TASK DETAILS>
Filter the records below, keeping only lines with the string "Oleg".

Excerpts from a dataset:
++++

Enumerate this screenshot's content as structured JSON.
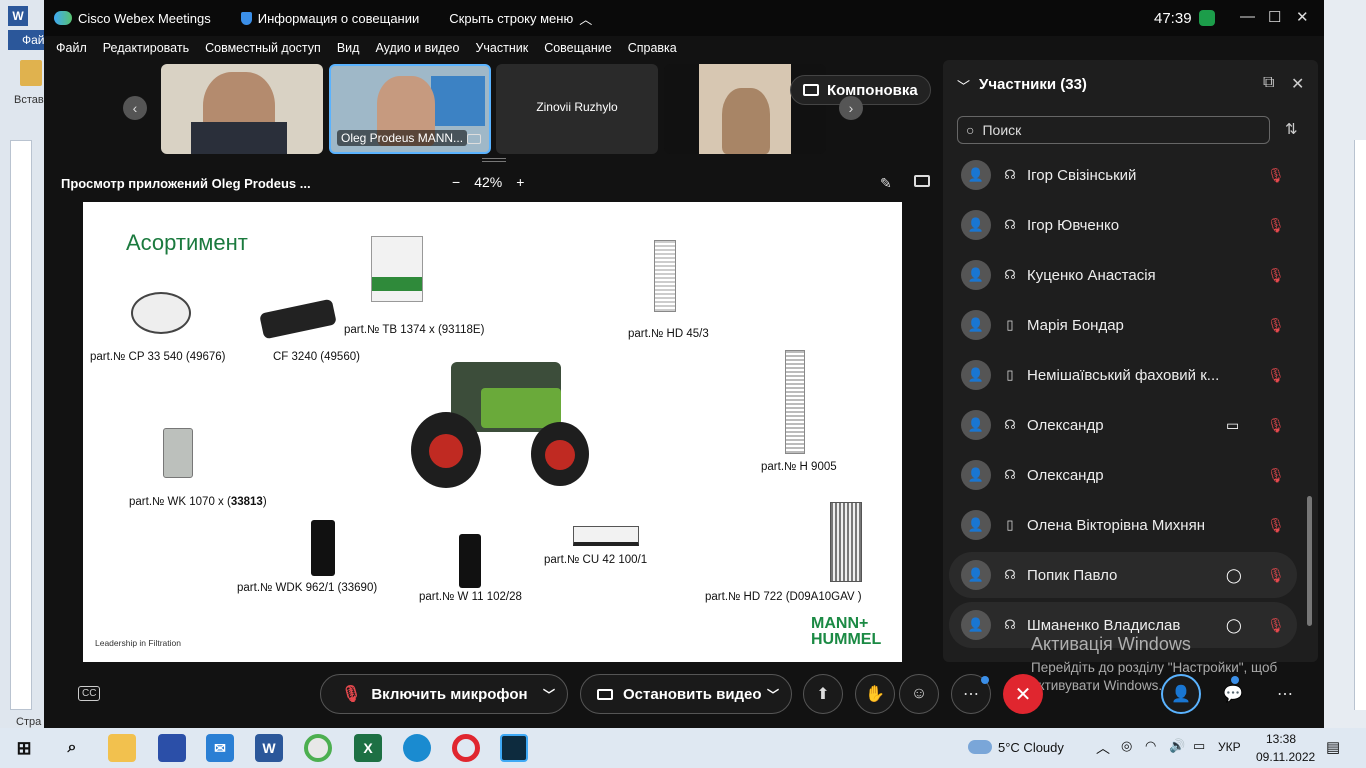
{
  "titlebar": {
    "app_name": "Cisco Webex Meetings",
    "meeting_info": "Информация о совещании",
    "hide_bar": "Скрыть строку меню",
    "timer": "47:39"
  },
  "menu": [
    "Файл",
    "Редактировать",
    "Совместный доступ",
    "Вид",
    "Аудио и видео",
    "Участник",
    "Совещание",
    "Справка"
  ],
  "word_bg": {
    "file": "Фай",
    "paste": "Встав",
    "page": "Стра"
  },
  "videos": {
    "v2_name": "Oleg Prodeus MANN...",
    "v3_name": "Zinovii Ruzhylo",
    "layout_label": "Компоновка"
  },
  "share": {
    "title": "Просмотр приложений Oleg Prodeus ...",
    "zoom": "42%",
    "zoom_minus": "−",
    "zoom_plus": "+"
  },
  "slide": {
    "heading": "Асортимент",
    "labels": {
      "cp": "part.№ CP 33 540 (49676)",
      "cf": "CF 3240 (49560)",
      "tb": "part.№ TB 1374 x (93118E)",
      "hd45": "part.№ HD 45/3",
      "h9005": "part.№ H 9005",
      "wk_prefix": "part.№ WK 1070 x (",
      "wk_bold": "33813",
      "wk_suffix": ")",
      "wdk": "part.№ WDK 962/1 (33690)",
      "w11": "part.№ W 11 102/28",
      "cu": "part.№ CU 42 100/1",
      "hd722": "part.№ HD 722 (D09A10GAV )"
    },
    "footer": "Leadership in Filtration",
    "brand_line1": "MANN+",
    "brand_line2": "HUMMEL"
  },
  "participants": {
    "title": "Участники (33)",
    "search_placeholder": "Поиск",
    "list": [
      {
        "name": "Ігор Свізінський",
        "device": "headset",
        "chat": false,
        "video": false
      },
      {
        "name": "Ігор Ювченко",
        "device": "headset",
        "chat": false,
        "video": false
      },
      {
        "name": "Куценко Анастасія",
        "device": "headset",
        "chat": false,
        "video": false
      },
      {
        "name": "Марія Бондар",
        "device": "phone",
        "chat": false,
        "video": false
      },
      {
        "name": "Немішаївський фаховий к...",
        "device": "phone",
        "chat": false,
        "video": false
      },
      {
        "name": "Олександр",
        "device": "headset",
        "chat": false,
        "video": true
      },
      {
        "name": "Олександр",
        "device": "headset",
        "chat": false,
        "video": false
      },
      {
        "name": "Олена Вікторівна Михнян",
        "device": "phone",
        "chat": false,
        "video": false
      },
      {
        "name": "Попик Павло",
        "device": "headset",
        "chat": true,
        "video": false
      },
      {
        "name": "Шманенко Владислав",
        "device": "headset",
        "chat": true,
        "video": false
      }
    ]
  },
  "watermark": {
    "line1": "Активація Windows",
    "line2": "Перейдіть до розділу \"Настройки\", щоб",
    "line3": "активувати Windows."
  },
  "controls": {
    "mic": "Включить микрофон",
    "video": "Остановить видео"
  },
  "taskbar": {
    "weather": "5°C  Cloudy",
    "lang": "УКР",
    "time": "13:38",
    "date": "09.11.2022"
  },
  "colors": {
    "accent_blue": "#5ab3ff",
    "end_call": "#e0262f",
    "muted_red": "#e5484d",
    "brand_green": "#1b8a44"
  }
}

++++

SOLUTION FOR THIS PROBLEM>
    "v2_name": "Oleg Prodeus MANN...",
    "title": "Просмотр приложений Oleg Prodeus ...",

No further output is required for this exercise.